On March 6, 2018, the U.S. Department of Labor announced a new nationwide pilot program called “PAID” – Payroll Audit Independent Determination. For an initial 6 month trial period, employers can self-audit their wage and hour practices. If violations are found, an employer can voluntarily report it to the DOL’s Wage and Hour Division (WHD), in hopes of resolving the potential violations without liquidated damages penalties (usually an amount equal to the back wages due) and with a release of claims (as to the violations only).
Why? The DOL is hopeful that employers who discover violations will come forward and pay the employee 100% due promptly, in exchange for a settlement waiver and no liquidated damages, lawsuit, attorneys’ fees, etc. In turn, employees are paid faster than in a lawsuit or DOL investigation, and 100% of what is allegedly due.
Who is eligible? All employers subject to the FLSA. The program cannot be used for any pending investigation, arbitration, lawsuit, or threatened lawsuit (with an attorney involved). Also repeat offenders are ineligible.
What’s the catch? The DOL notes that it is an employee’s right to not accept the back wages, and not release any private right of action against the employer (and they cannot be retaliated against for such refusal). Further, unlike a typical litigation settlement release, the release must be narrowly tailored to only the identified violations (i.e. overtime, minimum wage, off-the-clock, misclassification, recordkeeping (for every violation)), and time period for which the back wages are paid. The WHD can still conduct future investigations of the employer, and employers cannot use the program to repeatedly resolve the same violations. So, in reality, an employer could notify 100 employees that they were paid incorrectly, and 90 accept and 10 reject and file a lawsuit seeking liquidated damages and attorneys’ fees (since they were just told by the employer that they “stole” their wages).
That being said, an employer could, as always, pay the employee the alleged back wages due in a supplemental check, and thus cut off their alleged damages as to that portion (which makes it a lot less attractive as a case to a plaintiff’s attorney), but they will not get a release. Sure, the employee cannot be forced to cash the check, but that would be a remote occurrence. Of course, the employee could still sue, stating they are entitled to interest or liquidated damages, etc., but such suit would likely not sit as well before a court without additional claims (i.e. you were paid what you were due, why are you taking up our limited judicial resources…).
How does the process work?

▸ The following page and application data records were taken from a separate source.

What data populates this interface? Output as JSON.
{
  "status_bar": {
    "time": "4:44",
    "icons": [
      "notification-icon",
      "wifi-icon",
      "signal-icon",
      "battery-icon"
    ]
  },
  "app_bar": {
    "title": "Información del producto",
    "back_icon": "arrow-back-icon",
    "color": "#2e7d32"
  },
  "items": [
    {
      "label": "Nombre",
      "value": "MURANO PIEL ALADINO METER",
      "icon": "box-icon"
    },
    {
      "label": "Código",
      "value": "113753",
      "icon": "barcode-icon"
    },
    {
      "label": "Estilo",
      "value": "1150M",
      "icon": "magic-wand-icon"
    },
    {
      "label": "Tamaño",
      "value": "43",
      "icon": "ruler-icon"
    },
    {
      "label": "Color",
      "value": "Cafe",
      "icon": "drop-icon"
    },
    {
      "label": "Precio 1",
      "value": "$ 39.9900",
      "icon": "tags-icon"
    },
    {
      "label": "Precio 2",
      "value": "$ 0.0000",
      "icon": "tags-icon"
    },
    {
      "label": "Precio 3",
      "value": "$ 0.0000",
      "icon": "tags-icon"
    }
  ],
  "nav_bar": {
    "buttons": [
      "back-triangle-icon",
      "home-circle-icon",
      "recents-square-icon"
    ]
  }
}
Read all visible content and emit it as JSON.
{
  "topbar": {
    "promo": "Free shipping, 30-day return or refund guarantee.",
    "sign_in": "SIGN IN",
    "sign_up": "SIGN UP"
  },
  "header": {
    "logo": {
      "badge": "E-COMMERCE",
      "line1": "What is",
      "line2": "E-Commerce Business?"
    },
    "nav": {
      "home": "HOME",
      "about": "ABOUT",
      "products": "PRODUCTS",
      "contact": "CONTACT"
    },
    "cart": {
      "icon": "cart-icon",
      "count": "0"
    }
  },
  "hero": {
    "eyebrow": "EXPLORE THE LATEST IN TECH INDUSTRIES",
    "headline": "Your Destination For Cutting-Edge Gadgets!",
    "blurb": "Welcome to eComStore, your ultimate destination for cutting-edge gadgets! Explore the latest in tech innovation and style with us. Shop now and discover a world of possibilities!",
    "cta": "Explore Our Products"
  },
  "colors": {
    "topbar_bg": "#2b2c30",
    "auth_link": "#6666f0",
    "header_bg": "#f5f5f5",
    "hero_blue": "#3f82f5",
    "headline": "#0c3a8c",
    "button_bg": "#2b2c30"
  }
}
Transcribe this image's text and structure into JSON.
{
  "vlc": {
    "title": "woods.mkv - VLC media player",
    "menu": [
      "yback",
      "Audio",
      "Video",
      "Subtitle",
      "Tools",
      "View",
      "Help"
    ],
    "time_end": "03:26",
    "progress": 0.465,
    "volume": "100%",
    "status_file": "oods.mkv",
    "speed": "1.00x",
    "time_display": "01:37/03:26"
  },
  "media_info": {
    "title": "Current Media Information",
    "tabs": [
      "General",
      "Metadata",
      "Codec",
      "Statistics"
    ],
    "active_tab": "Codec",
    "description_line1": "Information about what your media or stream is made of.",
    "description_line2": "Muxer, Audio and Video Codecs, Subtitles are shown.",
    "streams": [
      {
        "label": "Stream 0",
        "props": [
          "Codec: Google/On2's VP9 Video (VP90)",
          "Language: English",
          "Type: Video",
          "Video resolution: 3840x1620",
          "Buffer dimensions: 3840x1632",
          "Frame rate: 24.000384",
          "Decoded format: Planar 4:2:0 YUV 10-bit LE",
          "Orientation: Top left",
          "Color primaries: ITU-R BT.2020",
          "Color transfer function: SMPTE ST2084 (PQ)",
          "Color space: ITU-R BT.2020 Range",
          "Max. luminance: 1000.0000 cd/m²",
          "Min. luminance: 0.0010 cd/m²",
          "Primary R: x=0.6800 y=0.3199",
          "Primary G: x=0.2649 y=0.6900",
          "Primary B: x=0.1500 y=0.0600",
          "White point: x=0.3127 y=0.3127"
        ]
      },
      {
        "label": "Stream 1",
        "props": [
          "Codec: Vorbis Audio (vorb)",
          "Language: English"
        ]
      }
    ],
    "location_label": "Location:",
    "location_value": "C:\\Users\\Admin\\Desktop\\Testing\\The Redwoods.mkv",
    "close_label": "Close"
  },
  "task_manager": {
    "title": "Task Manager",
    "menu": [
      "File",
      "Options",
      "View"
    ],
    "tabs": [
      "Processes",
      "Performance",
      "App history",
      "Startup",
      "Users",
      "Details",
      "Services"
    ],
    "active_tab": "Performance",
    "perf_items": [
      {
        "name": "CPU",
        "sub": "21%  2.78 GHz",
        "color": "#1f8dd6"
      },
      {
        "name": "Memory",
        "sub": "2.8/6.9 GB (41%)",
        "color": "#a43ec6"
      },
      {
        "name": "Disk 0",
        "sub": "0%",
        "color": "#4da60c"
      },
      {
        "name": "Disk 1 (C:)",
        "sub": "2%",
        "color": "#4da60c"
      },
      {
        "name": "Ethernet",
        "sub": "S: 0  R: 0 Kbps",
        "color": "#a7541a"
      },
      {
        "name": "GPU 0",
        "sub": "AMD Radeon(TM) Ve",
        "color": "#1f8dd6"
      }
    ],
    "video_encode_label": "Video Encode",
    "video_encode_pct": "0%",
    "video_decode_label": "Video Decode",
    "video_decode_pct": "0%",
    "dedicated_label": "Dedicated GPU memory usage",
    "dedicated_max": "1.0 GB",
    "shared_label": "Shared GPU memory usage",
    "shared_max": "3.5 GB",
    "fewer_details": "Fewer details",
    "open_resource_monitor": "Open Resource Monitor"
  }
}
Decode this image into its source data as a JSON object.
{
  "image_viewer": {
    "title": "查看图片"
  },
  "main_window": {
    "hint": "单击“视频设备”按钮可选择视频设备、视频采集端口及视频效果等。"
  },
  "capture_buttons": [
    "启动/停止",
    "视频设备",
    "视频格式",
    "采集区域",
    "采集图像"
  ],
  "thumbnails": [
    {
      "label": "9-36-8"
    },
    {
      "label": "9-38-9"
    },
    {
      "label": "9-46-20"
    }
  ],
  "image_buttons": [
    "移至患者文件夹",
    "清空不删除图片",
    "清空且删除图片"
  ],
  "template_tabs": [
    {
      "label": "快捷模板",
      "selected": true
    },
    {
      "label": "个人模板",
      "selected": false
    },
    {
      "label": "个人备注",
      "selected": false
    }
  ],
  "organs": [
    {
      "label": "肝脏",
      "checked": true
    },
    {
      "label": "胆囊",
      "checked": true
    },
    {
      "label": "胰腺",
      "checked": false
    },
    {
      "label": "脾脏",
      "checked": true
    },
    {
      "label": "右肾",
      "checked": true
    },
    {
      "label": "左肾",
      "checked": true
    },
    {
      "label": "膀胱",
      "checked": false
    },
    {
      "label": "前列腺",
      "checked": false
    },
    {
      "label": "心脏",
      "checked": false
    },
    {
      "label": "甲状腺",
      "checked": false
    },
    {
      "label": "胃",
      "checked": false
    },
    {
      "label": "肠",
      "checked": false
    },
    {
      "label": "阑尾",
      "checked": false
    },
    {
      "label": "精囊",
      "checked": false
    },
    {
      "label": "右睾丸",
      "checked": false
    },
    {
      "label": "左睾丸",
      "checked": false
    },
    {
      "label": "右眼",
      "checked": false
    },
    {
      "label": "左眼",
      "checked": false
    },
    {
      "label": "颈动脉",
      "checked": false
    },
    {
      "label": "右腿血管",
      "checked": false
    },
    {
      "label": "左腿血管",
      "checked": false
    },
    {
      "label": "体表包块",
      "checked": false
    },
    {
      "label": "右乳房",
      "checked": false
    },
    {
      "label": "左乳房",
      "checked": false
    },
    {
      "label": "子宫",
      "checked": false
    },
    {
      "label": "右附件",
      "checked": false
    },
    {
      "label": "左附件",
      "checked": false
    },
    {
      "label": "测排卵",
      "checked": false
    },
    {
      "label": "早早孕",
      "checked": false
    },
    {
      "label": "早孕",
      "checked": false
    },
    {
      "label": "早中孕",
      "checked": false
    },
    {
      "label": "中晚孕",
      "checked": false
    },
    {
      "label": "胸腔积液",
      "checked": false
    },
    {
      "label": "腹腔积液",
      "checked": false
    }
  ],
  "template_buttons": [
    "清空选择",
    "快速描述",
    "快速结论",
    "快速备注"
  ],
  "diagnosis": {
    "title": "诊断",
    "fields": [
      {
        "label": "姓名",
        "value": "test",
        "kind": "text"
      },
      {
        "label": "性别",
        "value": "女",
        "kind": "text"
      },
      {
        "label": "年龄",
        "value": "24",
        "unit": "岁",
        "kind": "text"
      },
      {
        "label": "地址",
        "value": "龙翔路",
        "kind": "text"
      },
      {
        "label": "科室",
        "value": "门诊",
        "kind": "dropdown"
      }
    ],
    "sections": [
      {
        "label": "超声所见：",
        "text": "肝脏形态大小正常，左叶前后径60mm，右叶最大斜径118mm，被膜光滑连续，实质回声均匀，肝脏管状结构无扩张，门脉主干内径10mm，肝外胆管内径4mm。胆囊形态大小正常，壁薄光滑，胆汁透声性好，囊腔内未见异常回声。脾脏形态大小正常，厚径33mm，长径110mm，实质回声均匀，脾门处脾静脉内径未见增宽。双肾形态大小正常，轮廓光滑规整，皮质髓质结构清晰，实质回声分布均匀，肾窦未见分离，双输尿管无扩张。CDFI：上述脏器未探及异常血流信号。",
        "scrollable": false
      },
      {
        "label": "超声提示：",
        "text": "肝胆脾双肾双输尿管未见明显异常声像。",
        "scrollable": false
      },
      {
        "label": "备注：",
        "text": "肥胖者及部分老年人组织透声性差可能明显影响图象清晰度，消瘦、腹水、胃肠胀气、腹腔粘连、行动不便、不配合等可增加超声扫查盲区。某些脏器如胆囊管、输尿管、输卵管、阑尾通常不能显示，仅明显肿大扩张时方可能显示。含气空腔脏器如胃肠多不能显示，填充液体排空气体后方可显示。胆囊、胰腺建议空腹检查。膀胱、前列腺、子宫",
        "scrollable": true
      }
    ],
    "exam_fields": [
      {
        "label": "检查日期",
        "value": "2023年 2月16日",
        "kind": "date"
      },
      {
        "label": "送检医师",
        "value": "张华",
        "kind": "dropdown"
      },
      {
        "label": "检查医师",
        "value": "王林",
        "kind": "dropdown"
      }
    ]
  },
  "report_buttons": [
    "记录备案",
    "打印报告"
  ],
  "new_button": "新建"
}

Employers wanting to participate must review the program information and compliance assistance materials that will be available on the PAID website. The employer then conducts the audit and identifies the potential violations, affected employees, time frame, and back wages. Next, the employer contacts WHD to discuss the issues, and the WHD determines if it will allow the employer to participate in the program. If allowed, the employer must then submit information such as the backup calculations, scope of violations for release, certification that this is all in good faith and the materials have been reviewed, and that practices will be adjusted to avoid the same violation in the future. The WHD finally issues a summary of unpaid wages (this is likely the same form they use today except no liquidated damages will be assessed). KEY – once this process has been completed, the employer must issue the back wages by the end of the next full pay period. Thus, employers should be careful to not begin/end the process until ready and able to pay.
In reality…while some are calling it a “get out of jail free card” for employers, I really don’t see it. An employer who discovers an error after a good faith internal investigation can chose to report itself to the DOL. Now, they are on the DOL’s radar with an admission that they believe they have paid their employees in error. The DOL can reject participation in the program and conduct a full investigation. If the DOL allows participation, all affected employees will be notified of the error (who may not have otherwise known), and can chose to opt-out and file a private lawsuit against the employer that just came clean. Further, neither relieves the employer of a future DOL investigation. Get out of jail free card? I think not. More like playing a game of Risk.